# Assigned task
Whenever a line in the entries below contains "heading", copy that line.

Collected data entries
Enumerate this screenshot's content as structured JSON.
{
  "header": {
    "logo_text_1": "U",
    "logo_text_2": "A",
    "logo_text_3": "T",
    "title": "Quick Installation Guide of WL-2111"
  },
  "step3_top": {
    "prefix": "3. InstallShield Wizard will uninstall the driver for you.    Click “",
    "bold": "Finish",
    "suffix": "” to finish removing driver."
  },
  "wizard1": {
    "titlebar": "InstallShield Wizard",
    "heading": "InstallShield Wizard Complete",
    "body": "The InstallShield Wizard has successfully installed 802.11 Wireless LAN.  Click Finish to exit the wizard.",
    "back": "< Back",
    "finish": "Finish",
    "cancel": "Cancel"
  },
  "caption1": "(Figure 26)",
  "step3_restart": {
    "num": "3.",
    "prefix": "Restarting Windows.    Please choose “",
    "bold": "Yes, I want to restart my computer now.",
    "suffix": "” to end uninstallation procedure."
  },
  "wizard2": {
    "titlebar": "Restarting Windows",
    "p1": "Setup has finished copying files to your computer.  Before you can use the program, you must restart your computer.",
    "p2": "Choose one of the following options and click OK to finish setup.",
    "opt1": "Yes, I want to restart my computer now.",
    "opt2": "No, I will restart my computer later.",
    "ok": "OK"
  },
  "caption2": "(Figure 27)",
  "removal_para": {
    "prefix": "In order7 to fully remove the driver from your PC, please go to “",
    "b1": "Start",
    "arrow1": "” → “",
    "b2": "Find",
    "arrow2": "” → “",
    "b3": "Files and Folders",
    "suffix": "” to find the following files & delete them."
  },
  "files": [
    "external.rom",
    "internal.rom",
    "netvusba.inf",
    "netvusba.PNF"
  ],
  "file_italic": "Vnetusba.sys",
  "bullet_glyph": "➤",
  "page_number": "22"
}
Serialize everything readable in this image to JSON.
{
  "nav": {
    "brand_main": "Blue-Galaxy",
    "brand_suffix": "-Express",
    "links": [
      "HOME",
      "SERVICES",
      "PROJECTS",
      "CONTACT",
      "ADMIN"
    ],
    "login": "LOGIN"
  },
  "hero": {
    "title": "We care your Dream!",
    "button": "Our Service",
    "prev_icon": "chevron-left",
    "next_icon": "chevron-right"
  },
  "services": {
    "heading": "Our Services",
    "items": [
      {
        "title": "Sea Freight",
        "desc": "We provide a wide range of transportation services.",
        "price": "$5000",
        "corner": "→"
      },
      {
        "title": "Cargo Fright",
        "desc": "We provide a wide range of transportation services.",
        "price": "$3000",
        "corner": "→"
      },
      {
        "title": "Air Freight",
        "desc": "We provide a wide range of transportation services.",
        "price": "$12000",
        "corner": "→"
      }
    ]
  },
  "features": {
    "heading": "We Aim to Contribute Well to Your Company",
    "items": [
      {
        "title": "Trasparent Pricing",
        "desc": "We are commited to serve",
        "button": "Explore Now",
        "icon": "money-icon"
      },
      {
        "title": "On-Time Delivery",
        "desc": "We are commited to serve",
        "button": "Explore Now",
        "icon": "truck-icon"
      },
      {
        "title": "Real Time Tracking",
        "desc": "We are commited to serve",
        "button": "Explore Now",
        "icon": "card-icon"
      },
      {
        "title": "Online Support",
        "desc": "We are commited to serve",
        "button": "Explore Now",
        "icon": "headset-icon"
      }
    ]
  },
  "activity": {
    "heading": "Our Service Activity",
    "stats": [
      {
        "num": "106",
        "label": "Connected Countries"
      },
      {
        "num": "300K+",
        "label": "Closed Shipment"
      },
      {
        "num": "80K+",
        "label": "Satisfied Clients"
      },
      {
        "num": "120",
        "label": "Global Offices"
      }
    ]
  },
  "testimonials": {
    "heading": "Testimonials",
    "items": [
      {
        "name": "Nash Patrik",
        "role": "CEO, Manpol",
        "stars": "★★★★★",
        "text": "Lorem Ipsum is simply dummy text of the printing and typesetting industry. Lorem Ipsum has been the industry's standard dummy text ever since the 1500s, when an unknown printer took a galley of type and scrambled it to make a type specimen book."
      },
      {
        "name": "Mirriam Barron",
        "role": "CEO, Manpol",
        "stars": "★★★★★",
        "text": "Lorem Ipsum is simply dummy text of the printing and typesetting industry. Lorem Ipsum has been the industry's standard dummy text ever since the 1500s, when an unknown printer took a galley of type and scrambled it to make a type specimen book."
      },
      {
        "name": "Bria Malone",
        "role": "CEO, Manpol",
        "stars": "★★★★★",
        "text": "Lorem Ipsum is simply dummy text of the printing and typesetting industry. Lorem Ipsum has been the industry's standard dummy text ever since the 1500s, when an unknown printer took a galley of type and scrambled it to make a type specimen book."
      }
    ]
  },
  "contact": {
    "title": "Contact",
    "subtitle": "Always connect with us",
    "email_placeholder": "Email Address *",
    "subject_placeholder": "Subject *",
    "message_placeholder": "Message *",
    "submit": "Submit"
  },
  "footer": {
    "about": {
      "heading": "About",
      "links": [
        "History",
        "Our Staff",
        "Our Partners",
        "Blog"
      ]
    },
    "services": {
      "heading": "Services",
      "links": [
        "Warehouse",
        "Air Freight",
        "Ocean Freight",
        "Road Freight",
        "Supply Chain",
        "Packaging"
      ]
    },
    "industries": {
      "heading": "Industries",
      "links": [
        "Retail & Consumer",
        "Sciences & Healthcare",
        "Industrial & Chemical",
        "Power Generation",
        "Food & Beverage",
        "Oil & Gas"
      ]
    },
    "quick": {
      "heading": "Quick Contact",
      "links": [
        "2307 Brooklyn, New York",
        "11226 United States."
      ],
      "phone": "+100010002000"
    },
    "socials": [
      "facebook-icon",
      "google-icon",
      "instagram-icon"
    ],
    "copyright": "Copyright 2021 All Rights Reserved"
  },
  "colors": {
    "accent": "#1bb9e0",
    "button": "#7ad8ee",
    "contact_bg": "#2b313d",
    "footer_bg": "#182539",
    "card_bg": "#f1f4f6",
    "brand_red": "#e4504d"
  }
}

# Exercise response
    "heading": "InstallShield Wizard Complete",
    "heading": "Our Services",
    "heading": "We Aim to Contribute Well to Your Company",
    "heading": "Our Service Activity",
    "heading": "Testimonials",
      "heading": "About",
      "heading": "Services",
      "heading": "Industries",
      "heading": "Quick Contact",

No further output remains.